Background: Accumulating preclinical and clinical evidence implicates epithelial-mesenchymal transition (EMT) in acquired resistance to anticancer drugs; however, mechanisms by which the mesenchymal state determines drug resistance remain unknown.

Results: To explore a potential role for altered cellular metabolism in EMT and associated drug resistance, we analyzed the metabolome and transcriptome of three lung cancer cell lines that were rendered drug resistant following experimental induction of EMT. This analysis revealed evidence of metabolic rewiring during EMT that diverts glucose to the TCA cycle.

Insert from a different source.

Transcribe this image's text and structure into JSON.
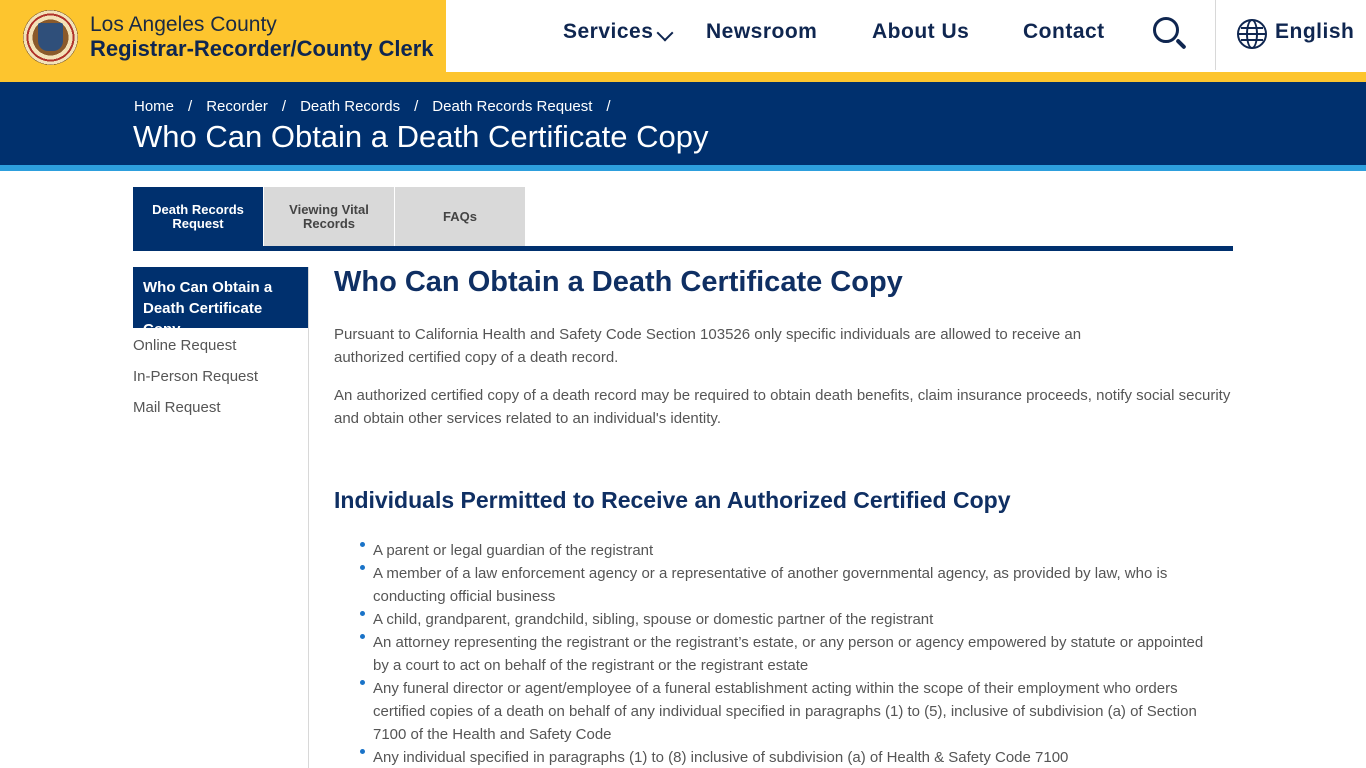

Such rewiring was at least partially mediated by the reduced expression of pyruvate dehydrogenase kinase 4 (PDK4), which serves as a gatekeeper of the TCA cycle by inactivating pyruvate dehydrogenase (PDH). Overexpression of PDK4 partially blocked TGFβ-induced EMT; conversely, PDK4 inhibition via RNAi-mediated knockdown was sufficient to drive EMT and promoted erlotinib resistance in EGFR mutant lung cancer cells. We identified a novel interaction between PDK4 and apoptosis-inducing factor (AIF), an inner mitochondrial protein that appears to play a role in mediating this resistance. In addition, analysis of human tumor samples revealed PDK4-low as a predictor of poor prognosis in lung cancer and that PDK4 expression is dramatically downregulated in most tumor types.

Conclusions: Together, these findings implicate PDK4 as a critical metabolic regulator of EMT and associated drug resistance.

No MeSH data available.


Related in: MedlinePlus